(Supplied information)

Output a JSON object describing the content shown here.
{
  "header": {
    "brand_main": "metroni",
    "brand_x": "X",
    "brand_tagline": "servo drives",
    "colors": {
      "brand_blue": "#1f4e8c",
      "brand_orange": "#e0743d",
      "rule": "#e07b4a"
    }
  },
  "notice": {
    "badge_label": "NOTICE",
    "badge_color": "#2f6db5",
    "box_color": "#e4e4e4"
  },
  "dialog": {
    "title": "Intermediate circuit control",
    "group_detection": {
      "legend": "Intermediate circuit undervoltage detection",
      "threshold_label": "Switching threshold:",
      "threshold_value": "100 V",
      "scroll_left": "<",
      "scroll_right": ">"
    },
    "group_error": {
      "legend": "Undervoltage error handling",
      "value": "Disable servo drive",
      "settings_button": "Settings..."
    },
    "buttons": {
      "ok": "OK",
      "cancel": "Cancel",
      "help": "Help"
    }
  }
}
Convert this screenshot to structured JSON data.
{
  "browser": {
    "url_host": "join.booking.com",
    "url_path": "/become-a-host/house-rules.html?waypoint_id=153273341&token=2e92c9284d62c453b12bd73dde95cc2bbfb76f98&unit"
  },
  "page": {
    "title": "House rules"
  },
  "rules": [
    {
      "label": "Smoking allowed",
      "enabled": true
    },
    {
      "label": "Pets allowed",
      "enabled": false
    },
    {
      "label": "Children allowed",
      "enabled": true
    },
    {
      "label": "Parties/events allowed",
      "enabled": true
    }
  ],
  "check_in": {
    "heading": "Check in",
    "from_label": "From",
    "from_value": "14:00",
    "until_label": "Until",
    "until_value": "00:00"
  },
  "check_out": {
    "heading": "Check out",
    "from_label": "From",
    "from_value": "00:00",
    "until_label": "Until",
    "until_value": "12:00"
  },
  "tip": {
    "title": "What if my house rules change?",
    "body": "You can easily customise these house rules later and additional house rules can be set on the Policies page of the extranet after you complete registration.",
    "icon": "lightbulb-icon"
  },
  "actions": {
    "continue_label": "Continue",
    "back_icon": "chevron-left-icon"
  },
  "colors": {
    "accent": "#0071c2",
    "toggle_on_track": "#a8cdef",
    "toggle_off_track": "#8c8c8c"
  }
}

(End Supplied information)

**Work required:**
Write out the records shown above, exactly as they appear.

**Task solution:**
Output a JSON object describing the content shown here.
{
  "header": {
    "brand_main": "metroni",
    "brand_x": "X",
    "brand_tagline": "servo drives",
    "colors": {
      "brand_blue": "#1f4e8c",
      "brand_orange": "#e0743d",
      "rule": "#e07b4a"
    }
  },
  "notice": {
    "badge_label": "NOTICE",
    "badge_color": "#2f6db5",
    "box_color": "#e4e4e4"
  },
  "dialog": {
    "title": "Intermediate circuit control",
    "group_detection": {
      "legend": "Intermediate circuit undervoltage detection",
      "threshold_label": "Switching threshold:",
      "threshold_value": "100 V",
      "scroll_left": "<",
      "scroll_right": ">"
    },
    "group_error": {
      "legend": "Undervoltage error handling",
      "value": "Disable servo drive",
      "settings_button": "Settings..."
    },
    "buttons": {
      "ok": "OK",
      "cancel": "Cancel",
      "help": "Help"
    }
  }
}
Convert this screenshot to structured JSON data.
{
  "browser": {
    "url_host": "join.booking.com",
    "url_path": "/become-a-host/house-rules.html?waypoint_id=153273341&token=2e92c9284d62c453b12bd73dde95cc2bbfb76f98&unit"
  },
  "page": {
    "title": "House rules"
  },
  "rules": [
    {
      "label": "Smoking allowed",
      "enabled": true
    },
    {
      "label": "Pets allowed",
      "enabled": false
    },
    {
      "label": "Children allowed",
      "enabled": true
    },
    {
      "label": "Parties/events allowed",
      "enabled": true
    }
  ],
  "check_in": {
    "heading": "Check in",
    "from_label": "From",
    "from_value": "14:00",
    "until_label": "Until",
    "until_value": "00:00"
  },
  "check_out": {
    "heading": "Check out",
    "from_label": "From",
    "from_value": "00:00",
    "until_label": "Until",
    "until_value": "12:00"
  },
  "tip": {
    "title": "What if my house rules change?",
    "body": "You can easily customise these house rules later and additional house rules can be set on the Policies page of the extranet after you complete registration.",
    "icon": "lightbulb-icon"
  },
  "actions": {
    "continue_label": "Continue",
    "back_icon": "chevron-left-icon"
  },
  "colors": {
    "accent": "#0071c2",
    "toggle_on_track": "#a8cdef",
    "toggle_off_track": "#8c8c8c"
  }
}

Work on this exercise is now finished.